The word to look for is "JSON". Report every line of the entries below that has it.

>>>>

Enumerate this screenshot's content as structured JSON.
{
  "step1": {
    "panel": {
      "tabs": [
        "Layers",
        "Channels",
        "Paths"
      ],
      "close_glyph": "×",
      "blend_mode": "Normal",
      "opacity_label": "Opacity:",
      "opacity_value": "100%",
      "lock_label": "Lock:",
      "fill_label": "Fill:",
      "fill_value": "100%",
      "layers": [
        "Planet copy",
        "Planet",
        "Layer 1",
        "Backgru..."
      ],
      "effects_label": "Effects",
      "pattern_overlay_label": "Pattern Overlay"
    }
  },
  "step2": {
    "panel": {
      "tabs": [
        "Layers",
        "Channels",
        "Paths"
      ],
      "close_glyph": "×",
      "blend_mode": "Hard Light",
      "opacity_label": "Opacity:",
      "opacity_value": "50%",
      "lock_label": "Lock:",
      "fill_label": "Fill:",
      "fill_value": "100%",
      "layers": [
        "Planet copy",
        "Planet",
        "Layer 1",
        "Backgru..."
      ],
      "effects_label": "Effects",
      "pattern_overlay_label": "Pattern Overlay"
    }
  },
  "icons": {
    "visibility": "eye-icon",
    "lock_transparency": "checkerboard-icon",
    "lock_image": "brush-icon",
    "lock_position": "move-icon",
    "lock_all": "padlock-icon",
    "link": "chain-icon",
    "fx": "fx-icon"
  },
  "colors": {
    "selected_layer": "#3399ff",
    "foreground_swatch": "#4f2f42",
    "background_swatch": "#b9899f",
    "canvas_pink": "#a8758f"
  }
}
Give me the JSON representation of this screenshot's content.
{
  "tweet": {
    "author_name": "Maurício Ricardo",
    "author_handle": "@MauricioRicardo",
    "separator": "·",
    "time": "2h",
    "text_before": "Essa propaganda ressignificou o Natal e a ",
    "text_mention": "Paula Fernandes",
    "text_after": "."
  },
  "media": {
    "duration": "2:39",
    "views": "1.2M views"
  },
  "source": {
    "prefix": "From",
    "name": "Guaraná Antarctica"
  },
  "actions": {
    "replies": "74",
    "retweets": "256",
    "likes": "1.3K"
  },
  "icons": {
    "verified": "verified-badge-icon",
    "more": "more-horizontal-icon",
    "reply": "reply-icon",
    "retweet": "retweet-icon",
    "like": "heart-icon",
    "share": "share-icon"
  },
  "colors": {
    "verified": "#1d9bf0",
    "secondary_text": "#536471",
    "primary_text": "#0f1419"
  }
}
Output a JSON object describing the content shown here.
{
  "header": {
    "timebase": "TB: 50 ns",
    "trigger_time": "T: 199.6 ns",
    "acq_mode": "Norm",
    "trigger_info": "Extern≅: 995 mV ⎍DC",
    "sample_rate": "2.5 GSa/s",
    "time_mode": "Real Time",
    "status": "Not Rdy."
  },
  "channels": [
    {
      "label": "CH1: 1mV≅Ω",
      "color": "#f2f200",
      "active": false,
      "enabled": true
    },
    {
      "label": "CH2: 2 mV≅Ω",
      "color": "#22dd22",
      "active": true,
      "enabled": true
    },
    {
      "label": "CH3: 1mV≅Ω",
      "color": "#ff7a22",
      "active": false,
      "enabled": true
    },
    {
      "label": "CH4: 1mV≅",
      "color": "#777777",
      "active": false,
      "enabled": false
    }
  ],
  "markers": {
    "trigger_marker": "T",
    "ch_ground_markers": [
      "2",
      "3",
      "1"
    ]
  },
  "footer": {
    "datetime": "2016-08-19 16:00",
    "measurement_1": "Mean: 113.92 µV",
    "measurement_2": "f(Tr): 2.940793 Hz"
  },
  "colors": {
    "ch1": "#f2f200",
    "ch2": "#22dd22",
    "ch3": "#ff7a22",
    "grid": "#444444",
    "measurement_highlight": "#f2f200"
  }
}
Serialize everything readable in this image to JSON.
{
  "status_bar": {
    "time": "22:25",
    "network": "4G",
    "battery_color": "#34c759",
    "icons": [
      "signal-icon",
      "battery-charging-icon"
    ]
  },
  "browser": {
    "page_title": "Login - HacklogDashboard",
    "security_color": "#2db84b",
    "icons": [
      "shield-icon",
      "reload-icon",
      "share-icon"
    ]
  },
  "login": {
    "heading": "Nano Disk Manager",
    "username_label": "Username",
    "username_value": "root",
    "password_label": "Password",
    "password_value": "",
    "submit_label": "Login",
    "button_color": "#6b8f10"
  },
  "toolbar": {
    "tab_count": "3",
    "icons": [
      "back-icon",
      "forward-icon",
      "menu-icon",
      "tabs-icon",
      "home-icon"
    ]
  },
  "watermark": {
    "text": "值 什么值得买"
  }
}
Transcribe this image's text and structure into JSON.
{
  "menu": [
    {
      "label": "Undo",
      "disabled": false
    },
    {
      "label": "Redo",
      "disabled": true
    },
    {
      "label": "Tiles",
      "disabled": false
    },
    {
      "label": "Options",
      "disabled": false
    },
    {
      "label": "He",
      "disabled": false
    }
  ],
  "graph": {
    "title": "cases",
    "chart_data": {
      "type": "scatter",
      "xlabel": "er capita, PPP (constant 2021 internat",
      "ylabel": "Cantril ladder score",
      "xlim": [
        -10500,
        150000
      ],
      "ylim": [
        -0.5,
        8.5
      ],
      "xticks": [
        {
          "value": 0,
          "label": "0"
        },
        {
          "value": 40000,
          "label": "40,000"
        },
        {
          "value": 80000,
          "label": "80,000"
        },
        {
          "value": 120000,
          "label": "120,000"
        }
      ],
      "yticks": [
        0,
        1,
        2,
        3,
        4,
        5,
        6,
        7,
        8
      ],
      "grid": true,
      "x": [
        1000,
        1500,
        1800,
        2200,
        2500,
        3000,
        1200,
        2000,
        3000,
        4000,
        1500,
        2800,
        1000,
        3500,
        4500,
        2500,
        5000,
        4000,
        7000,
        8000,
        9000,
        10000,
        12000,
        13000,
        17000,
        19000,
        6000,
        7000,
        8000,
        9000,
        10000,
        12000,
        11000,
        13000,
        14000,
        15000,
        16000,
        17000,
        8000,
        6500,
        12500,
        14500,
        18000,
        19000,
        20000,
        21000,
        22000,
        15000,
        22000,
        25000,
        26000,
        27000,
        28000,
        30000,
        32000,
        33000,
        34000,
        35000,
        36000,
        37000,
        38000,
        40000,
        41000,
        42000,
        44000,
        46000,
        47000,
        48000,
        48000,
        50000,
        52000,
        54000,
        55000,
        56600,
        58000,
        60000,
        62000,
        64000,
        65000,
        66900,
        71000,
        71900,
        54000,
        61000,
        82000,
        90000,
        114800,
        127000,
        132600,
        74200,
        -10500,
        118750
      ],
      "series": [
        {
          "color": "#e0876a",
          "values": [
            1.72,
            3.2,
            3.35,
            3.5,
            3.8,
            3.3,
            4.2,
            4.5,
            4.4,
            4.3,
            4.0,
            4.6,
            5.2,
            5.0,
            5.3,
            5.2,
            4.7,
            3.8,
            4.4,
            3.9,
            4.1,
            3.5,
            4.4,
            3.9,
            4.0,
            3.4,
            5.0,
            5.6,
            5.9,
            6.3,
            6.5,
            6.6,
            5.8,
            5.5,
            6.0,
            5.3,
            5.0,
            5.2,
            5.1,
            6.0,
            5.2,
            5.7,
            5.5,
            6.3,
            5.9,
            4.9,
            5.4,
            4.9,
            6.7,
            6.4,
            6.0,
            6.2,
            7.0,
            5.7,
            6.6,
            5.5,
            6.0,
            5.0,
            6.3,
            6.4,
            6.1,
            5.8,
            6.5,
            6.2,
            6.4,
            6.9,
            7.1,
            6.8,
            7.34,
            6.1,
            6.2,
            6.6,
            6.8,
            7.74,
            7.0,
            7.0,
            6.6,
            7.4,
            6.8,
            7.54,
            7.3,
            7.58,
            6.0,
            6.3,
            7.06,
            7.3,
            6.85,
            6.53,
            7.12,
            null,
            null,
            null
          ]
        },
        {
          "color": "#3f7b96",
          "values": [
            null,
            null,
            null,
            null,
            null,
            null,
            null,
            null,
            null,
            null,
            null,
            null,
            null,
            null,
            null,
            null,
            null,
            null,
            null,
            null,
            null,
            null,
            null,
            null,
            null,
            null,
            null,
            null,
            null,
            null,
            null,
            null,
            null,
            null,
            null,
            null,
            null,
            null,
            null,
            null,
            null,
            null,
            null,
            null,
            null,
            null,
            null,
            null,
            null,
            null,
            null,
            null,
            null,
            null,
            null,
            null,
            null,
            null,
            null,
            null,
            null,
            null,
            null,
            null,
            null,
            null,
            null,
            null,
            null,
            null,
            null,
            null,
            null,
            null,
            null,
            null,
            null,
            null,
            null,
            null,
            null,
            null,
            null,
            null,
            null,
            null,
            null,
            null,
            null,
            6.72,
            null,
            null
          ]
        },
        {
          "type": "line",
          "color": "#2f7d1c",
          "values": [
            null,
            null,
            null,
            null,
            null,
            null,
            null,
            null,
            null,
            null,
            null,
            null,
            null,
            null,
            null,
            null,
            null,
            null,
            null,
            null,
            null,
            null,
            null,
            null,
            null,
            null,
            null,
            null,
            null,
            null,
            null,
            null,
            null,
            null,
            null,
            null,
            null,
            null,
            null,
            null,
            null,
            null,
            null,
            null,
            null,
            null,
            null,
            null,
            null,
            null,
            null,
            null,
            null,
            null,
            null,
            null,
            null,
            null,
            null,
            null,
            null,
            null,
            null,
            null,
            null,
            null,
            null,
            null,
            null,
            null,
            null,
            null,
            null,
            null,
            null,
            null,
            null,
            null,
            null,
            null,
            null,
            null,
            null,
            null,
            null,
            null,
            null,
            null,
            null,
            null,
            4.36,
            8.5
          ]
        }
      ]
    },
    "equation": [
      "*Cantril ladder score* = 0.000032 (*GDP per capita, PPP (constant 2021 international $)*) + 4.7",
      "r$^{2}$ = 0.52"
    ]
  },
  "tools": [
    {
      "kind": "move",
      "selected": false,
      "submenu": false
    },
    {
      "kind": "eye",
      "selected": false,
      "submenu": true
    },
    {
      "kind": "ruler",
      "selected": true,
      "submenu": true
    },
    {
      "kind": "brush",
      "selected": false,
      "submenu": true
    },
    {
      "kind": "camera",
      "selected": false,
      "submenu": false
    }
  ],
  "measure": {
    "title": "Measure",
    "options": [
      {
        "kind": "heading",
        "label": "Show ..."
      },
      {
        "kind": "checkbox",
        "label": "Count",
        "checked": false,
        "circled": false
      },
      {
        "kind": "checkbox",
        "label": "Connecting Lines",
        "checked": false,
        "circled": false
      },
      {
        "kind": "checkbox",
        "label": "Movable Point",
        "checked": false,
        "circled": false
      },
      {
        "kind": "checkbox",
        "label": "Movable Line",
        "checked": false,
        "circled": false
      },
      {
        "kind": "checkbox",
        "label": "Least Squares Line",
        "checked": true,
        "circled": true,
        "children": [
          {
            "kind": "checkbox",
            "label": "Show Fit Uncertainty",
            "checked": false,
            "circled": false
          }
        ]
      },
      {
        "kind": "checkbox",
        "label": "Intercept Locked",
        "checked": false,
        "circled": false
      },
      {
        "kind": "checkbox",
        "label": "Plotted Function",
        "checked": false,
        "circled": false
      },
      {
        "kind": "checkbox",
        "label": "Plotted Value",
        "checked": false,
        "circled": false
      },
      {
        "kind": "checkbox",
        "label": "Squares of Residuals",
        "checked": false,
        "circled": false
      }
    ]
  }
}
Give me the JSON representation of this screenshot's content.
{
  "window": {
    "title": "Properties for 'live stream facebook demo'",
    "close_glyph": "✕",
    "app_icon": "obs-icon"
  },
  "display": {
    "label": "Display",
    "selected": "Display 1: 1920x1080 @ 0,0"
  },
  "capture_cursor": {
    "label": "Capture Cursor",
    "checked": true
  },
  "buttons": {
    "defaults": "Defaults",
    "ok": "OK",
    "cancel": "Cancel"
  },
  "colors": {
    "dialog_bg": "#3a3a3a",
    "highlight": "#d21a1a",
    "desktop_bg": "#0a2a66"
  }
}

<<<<

__EXERCISE OUTPUT__
Enumerate this screenshot's content as structured JSON.
Give me the JSON representation of this screenshot's content.
Output a JSON object describing the content shown here.
Serialize everything readable in this image to JSON.
Transcribe this image's text and structure into JSON.
Give me the JSON representation of this screenshot's content.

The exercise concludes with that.